Items from a data source
++++++++++
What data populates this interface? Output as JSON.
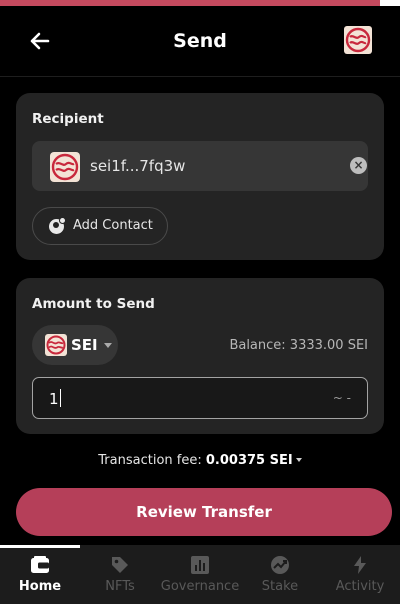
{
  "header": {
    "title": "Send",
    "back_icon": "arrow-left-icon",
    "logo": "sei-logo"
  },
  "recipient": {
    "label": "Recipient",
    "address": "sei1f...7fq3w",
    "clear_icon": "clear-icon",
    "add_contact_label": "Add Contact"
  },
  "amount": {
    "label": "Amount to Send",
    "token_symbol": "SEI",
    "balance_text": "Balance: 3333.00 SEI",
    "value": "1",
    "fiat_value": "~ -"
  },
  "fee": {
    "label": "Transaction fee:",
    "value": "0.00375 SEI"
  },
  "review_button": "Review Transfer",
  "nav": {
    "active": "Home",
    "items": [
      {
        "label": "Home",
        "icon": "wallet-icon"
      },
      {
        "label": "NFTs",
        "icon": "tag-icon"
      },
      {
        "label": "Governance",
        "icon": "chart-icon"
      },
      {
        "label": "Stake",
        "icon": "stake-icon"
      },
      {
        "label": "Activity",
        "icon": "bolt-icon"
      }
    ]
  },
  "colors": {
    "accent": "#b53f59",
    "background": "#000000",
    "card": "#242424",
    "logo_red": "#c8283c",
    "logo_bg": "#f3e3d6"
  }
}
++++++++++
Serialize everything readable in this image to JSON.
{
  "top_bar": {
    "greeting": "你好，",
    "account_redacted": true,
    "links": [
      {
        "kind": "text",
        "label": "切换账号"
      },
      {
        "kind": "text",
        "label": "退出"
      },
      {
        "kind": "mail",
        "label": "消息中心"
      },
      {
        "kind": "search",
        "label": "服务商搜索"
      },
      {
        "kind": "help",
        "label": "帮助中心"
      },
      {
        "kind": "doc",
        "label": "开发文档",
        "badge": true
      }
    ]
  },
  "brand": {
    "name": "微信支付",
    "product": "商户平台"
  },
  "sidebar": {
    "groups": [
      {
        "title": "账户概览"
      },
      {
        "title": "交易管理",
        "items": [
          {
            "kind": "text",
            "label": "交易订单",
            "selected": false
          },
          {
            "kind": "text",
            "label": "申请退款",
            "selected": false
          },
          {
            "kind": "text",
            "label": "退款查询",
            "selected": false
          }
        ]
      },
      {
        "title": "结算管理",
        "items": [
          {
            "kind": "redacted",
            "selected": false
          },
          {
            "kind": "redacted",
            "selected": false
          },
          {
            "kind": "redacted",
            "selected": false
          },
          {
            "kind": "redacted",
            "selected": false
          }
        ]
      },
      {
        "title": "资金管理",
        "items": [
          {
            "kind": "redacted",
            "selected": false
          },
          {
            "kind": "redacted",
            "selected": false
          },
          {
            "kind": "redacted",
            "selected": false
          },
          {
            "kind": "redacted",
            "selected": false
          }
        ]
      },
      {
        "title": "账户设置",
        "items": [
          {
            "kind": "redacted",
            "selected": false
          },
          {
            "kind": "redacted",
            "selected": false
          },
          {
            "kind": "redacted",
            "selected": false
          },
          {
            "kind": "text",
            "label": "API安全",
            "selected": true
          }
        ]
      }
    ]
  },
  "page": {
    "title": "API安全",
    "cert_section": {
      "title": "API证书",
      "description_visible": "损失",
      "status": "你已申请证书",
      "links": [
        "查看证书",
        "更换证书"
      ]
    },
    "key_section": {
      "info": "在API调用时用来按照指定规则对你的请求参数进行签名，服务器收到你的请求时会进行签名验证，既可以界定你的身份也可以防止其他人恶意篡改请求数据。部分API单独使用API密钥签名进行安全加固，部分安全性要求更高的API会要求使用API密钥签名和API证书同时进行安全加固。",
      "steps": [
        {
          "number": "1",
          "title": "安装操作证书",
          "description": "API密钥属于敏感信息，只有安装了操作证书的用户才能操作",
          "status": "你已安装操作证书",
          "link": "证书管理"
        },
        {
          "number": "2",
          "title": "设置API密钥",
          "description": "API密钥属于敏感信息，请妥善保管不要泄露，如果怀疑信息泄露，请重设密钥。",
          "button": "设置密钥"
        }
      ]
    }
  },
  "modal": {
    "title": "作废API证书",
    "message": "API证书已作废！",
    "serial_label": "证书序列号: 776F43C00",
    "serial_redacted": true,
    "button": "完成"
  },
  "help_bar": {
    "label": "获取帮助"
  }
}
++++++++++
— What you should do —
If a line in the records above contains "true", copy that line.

— Solution —
    "account_redacted": true,
        "badge": true
            "selected": true
    "serial_redacted": true,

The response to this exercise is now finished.